Record excerpts below:
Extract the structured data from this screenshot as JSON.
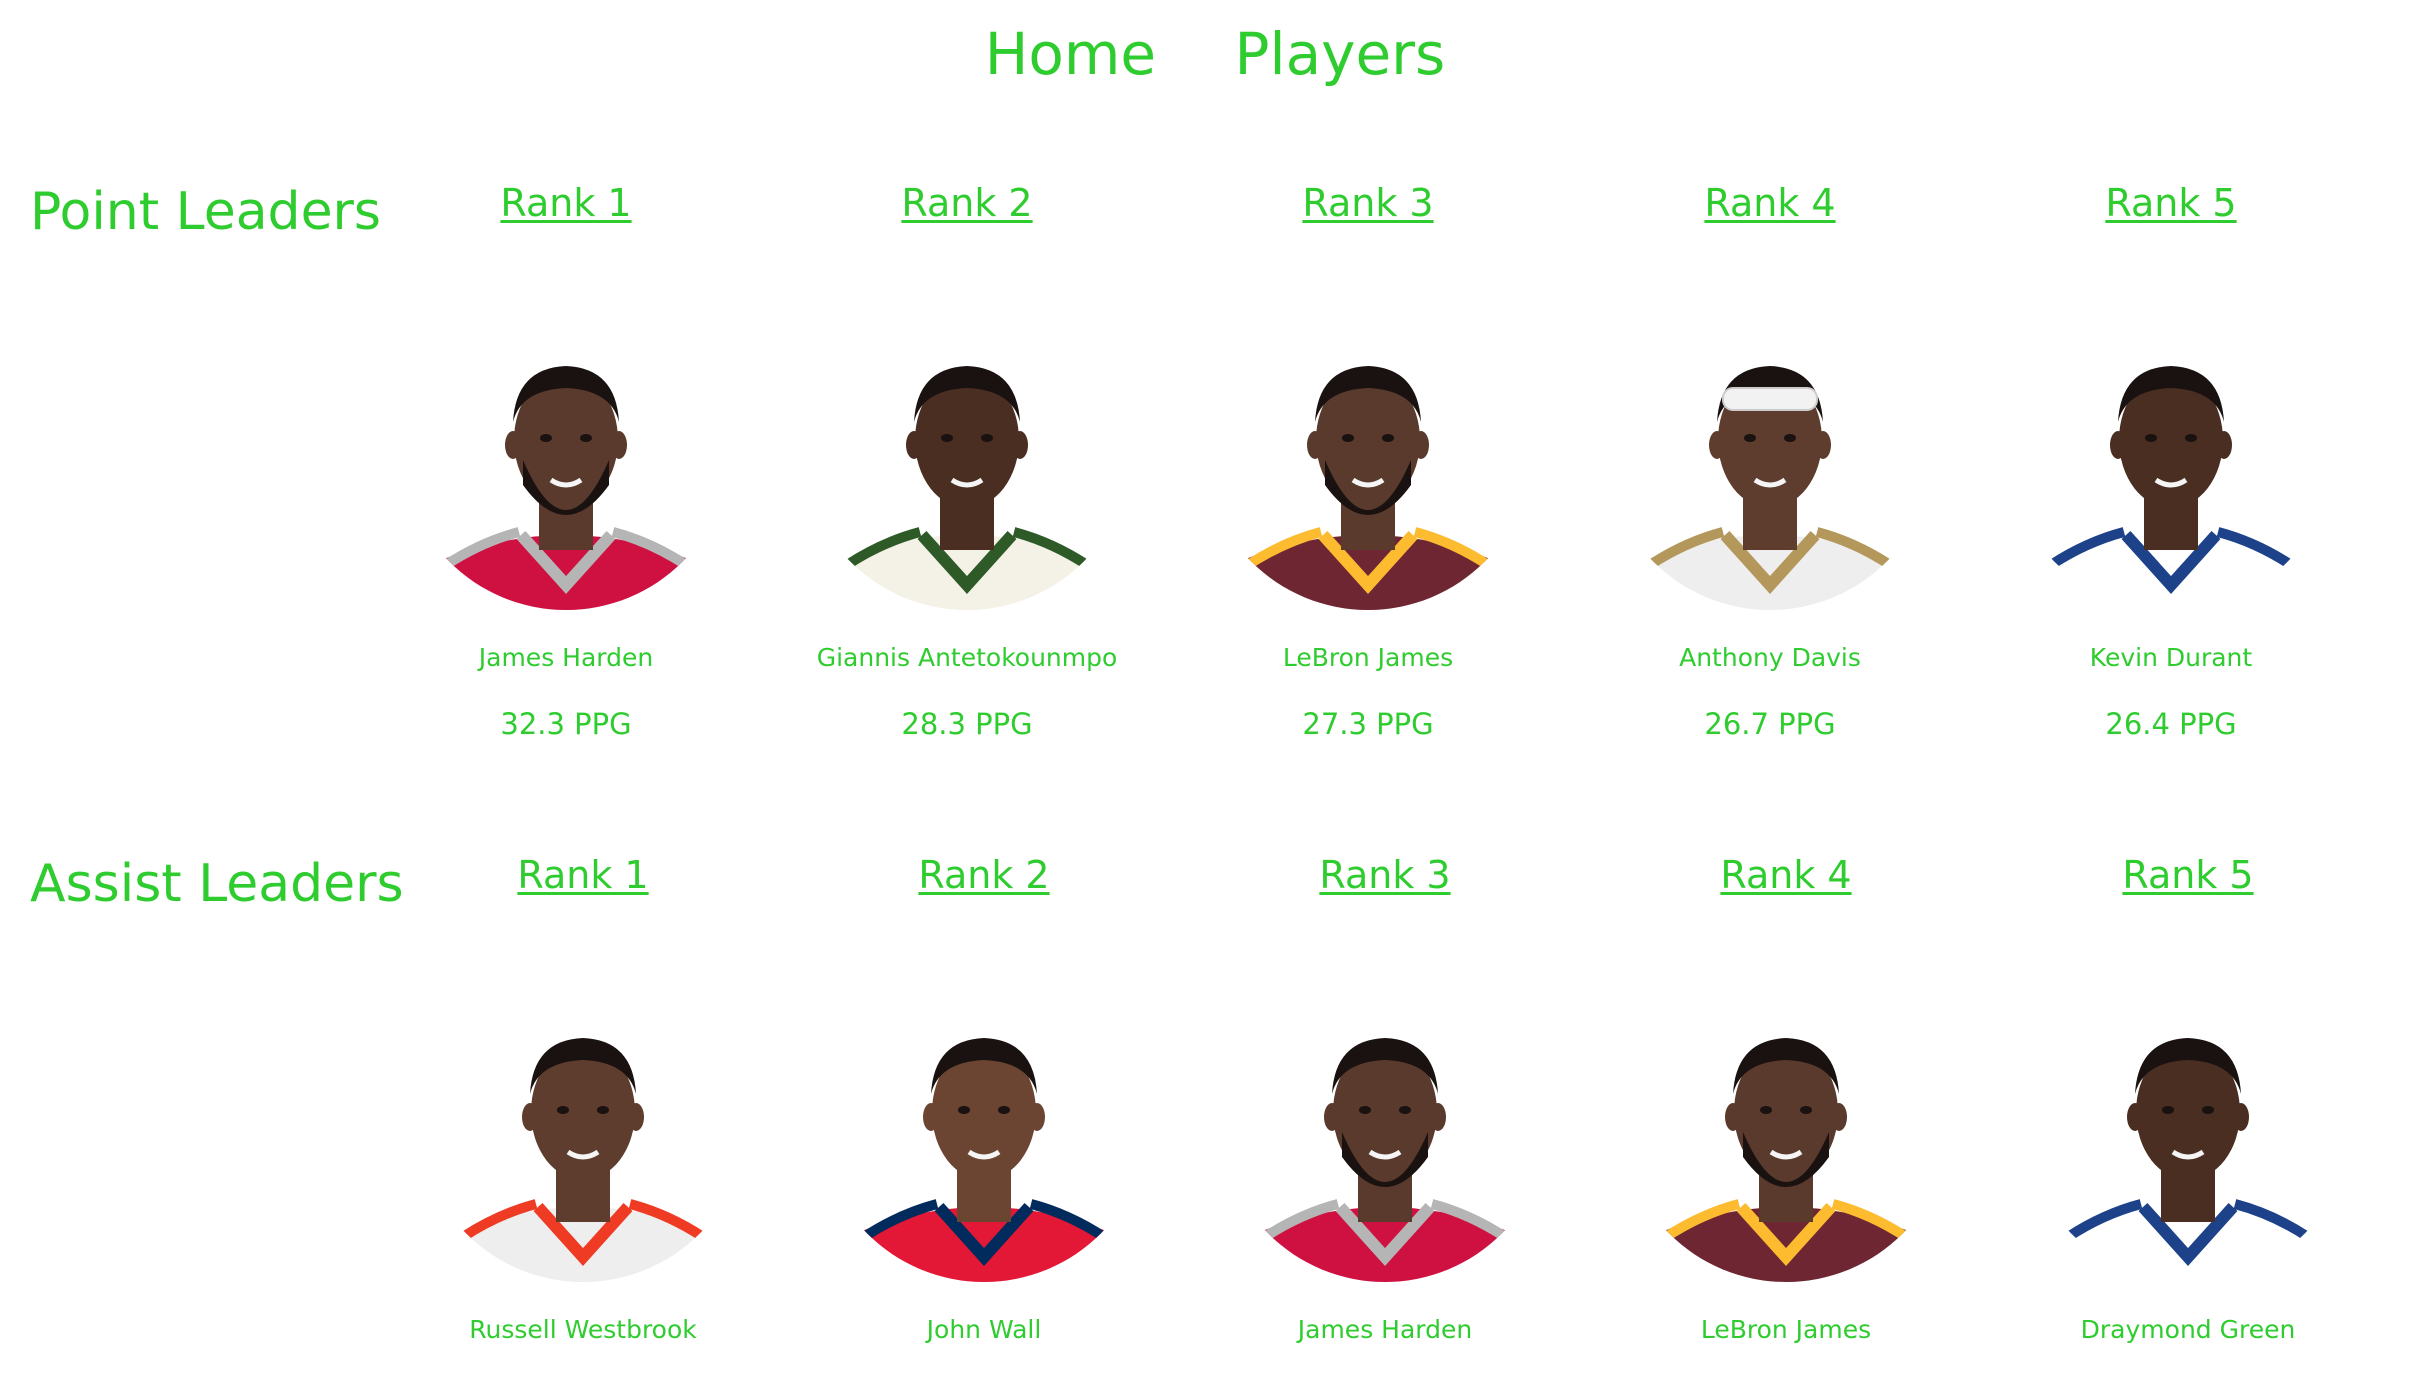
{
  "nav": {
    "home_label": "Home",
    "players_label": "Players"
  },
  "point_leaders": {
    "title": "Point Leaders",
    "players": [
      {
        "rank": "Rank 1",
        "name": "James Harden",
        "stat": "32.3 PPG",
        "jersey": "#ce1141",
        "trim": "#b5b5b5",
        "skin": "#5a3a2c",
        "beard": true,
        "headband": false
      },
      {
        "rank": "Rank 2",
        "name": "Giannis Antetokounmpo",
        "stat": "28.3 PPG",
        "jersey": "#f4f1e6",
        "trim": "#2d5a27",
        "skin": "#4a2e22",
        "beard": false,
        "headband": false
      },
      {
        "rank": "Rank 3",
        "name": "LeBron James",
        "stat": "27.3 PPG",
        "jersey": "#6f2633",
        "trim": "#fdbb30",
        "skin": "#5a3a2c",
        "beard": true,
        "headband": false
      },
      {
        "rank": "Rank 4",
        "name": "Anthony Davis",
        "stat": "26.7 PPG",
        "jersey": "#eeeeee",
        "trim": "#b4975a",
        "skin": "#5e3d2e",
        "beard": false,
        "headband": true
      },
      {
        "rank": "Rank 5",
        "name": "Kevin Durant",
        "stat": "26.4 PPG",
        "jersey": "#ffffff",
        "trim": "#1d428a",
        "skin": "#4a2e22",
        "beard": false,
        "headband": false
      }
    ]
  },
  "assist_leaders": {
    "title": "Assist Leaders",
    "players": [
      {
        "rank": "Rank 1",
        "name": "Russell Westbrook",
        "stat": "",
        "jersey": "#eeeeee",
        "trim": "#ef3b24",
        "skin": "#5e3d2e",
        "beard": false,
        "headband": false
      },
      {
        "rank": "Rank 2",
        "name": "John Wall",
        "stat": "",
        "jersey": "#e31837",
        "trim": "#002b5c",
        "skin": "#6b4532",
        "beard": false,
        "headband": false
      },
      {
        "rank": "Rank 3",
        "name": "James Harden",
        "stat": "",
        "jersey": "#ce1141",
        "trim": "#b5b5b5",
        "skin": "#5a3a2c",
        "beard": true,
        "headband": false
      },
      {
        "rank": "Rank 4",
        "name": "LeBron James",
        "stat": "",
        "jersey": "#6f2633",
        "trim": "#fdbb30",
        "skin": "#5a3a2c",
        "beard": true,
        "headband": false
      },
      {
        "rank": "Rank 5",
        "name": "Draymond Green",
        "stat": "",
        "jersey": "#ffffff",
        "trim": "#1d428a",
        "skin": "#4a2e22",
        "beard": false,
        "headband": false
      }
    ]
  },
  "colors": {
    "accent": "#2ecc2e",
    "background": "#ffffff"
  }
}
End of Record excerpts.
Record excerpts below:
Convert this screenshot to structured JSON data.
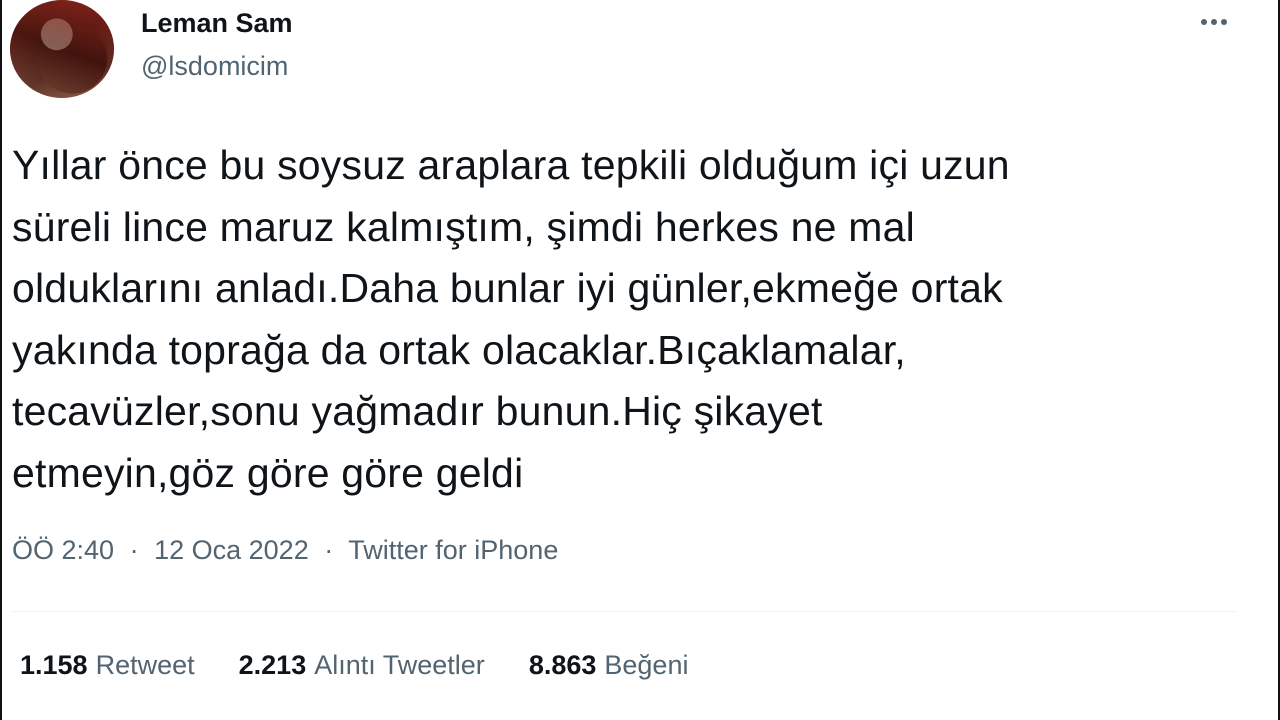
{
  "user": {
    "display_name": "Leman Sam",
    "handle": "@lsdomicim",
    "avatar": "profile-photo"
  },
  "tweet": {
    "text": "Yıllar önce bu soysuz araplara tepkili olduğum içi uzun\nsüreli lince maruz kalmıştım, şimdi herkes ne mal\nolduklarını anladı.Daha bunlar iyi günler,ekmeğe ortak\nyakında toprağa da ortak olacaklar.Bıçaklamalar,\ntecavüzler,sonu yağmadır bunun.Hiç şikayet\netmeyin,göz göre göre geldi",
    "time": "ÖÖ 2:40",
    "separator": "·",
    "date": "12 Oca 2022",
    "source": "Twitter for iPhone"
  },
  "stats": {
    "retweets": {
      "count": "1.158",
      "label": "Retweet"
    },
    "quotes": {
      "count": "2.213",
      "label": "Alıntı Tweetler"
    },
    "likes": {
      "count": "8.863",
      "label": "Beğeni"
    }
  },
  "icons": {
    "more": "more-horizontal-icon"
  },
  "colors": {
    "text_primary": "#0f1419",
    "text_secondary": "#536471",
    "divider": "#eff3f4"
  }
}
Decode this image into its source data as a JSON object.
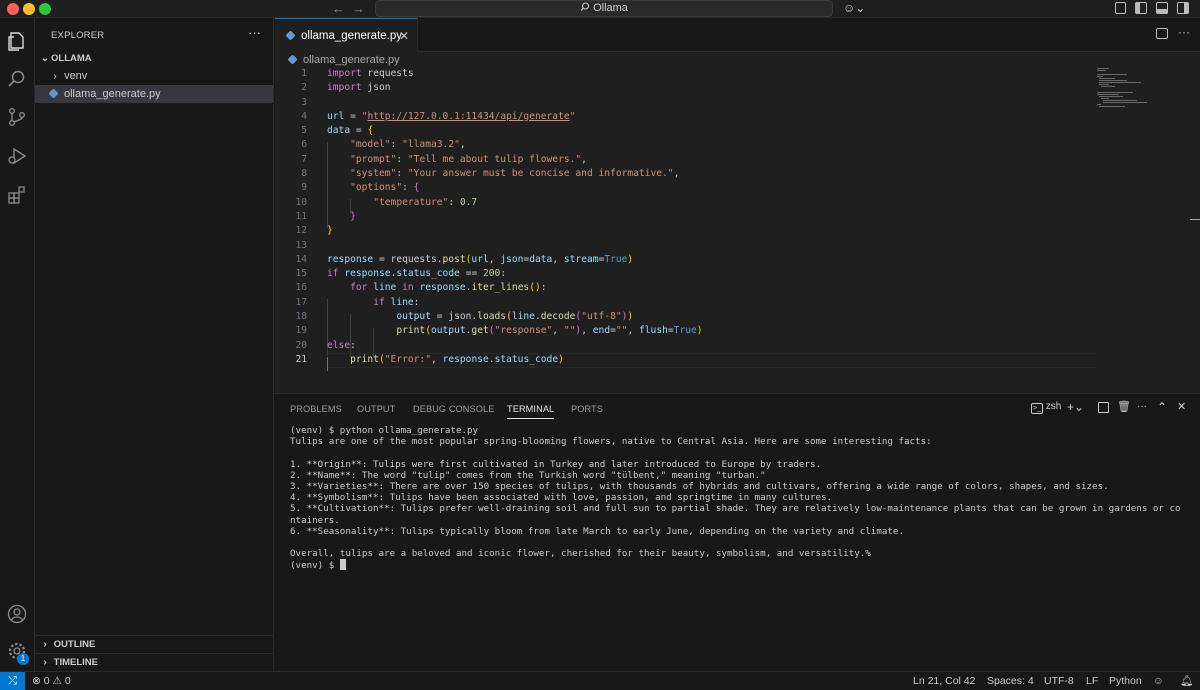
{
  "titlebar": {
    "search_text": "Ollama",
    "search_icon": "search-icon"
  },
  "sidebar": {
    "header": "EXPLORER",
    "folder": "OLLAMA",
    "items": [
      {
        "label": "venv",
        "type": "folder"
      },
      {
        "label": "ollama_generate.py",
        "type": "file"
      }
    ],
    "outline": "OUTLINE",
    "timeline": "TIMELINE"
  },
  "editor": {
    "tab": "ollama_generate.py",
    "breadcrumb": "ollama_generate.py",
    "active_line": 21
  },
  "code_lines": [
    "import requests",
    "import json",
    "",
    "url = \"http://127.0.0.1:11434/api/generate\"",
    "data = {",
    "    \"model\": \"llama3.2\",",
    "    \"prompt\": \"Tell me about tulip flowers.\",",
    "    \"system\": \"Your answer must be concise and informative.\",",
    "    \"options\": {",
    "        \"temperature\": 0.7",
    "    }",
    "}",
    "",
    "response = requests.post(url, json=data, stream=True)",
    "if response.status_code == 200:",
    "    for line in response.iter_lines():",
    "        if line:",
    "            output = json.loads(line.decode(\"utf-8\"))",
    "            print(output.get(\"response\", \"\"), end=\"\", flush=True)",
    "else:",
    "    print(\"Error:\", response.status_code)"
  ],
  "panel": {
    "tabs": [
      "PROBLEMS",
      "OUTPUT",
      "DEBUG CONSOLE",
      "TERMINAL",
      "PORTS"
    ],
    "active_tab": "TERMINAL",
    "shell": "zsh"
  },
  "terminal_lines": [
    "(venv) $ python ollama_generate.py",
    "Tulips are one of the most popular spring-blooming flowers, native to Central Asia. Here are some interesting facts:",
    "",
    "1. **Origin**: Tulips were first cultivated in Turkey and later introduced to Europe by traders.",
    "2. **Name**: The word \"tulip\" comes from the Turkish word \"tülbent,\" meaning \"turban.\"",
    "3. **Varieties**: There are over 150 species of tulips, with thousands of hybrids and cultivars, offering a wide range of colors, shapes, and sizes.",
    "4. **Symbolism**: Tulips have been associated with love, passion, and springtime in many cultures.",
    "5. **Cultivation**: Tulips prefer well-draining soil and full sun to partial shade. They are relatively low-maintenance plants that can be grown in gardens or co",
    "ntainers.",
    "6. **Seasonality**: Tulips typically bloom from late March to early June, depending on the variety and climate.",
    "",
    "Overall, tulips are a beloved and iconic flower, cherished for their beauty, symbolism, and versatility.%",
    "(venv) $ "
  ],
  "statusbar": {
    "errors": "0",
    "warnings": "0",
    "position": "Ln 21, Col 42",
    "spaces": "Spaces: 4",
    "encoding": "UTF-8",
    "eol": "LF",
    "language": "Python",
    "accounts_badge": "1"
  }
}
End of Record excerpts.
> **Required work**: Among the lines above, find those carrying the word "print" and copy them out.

> **Task output**:
    "            print(output.get(\"response\", \"\"), end=\"\", flush=True)",
    "    print(\"Error:\", response.status_code)"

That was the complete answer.